• [Your instructions]: For each line in the records, produce an exact copy.

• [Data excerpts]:
━━━━━━━━━━━━━━━━━━━━
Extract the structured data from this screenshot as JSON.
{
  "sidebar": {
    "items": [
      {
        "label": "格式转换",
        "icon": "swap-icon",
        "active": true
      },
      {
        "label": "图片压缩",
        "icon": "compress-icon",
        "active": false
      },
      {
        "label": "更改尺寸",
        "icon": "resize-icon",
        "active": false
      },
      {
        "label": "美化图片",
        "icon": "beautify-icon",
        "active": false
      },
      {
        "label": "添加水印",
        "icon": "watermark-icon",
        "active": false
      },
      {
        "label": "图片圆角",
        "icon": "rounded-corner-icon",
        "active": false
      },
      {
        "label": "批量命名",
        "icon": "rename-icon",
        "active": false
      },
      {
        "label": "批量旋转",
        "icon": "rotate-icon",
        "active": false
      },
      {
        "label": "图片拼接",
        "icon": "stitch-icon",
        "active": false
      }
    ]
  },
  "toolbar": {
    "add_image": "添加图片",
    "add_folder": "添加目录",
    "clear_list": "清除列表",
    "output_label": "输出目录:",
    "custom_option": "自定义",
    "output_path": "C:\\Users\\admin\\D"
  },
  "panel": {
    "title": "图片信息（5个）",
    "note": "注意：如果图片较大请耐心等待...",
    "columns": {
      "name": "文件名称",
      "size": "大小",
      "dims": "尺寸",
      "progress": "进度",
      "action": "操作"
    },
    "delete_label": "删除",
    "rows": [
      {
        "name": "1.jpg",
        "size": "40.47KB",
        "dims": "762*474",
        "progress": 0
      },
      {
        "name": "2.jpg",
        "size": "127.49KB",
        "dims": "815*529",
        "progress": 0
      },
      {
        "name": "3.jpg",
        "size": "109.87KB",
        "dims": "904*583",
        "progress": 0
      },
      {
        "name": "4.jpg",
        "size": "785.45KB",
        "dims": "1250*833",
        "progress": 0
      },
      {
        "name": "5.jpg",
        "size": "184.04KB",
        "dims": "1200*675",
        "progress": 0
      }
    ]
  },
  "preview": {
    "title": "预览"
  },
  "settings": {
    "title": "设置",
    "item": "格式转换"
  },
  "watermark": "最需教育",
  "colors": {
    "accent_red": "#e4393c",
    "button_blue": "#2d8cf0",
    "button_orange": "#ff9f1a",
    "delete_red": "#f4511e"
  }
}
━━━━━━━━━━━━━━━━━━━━
• [Task output]:
Extract the structured data from this screenshot as JSON.
{
  "sidebar": {
    "items": [
      {
        "label": "格式转换",
        "icon": "swap-icon",
        "active": true
      },
      {
        "label": "图片压缩",
        "icon": "compress-icon",
        "active": false
      },
      {
        "label": "更改尺寸",
        "icon": "resize-icon",
        "active": false
      },
      {
        "label": "美化图片",
        "icon": "beautify-icon",
        "active": false
      },
      {
        "label": "添加水印",
        "icon": "watermark-icon",
        "active": false
      },
      {
        "label": "图片圆角",
        "icon": "rounded-corner-icon",
        "active": false
      },
      {
        "label": "批量命名",
        "icon": "rename-icon",
        "active": false
      },
      {
        "label": "批量旋转",
        "icon": "rotate-icon",
        "active": false
      },
      {
        "label": "图片拼接",
        "icon": "stitch-icon",
        "active": false
      }
    ]
  },
  "toolbar": {
    "add_image": "添加图片",
    "add_folder": "添加目录",
    "clear_list": "清除列表",
    "output_label": "输出目录:",
    "custom_option": "自定义",
    "output_path": "C:\\Users\\admin\\D"
  },
  "panel": {
    "title": "图片信息（5个）",
    "note": "注意：如果图片较大请耐心等待...",
    "columns": {
      "name": "文件名称",
      "size": "大小",
      "dims": "尺寸",
      "progress": "进度",
      "action": "操作"
    },
    "delete_label": "删除",
    "rows": [
      {
        "name": "1.jpg",
        "size": "40.47KB",
        "dims": "762*474",
        "progress": 0
      },
      {
        "name": "2.jpg",
        "size": "127.49KB",
        "dims": "815*529",
        "progress": 0
      },
      {
        "name": "3.jpg",
        "size": "109.87KB",
        "dims": "904*583",
        "progress": 0
      },
      {
        "name": "4.jpg",
        "size": "785.45KB",
        "dims": "1250*833",
        "progress": 0
      },
      {
        "name": "5.jpg",
        "size": "184.04KB",
        "dims": "1200*675",
        "progress": 0
      }
    ]
  },
  "preview": {
    "title": "预览"
  },
  "settings": {
    "title": "设置",
    "item": "格式转换"
  },
  "watermark": "最需教育",
  "colors": {
    "accent_red": "#e4393c",
    "button_blue": "#2d8cf0",
    "button_orange": "#ff9f1a",
    "delete_red": "#f4511e"
  }
}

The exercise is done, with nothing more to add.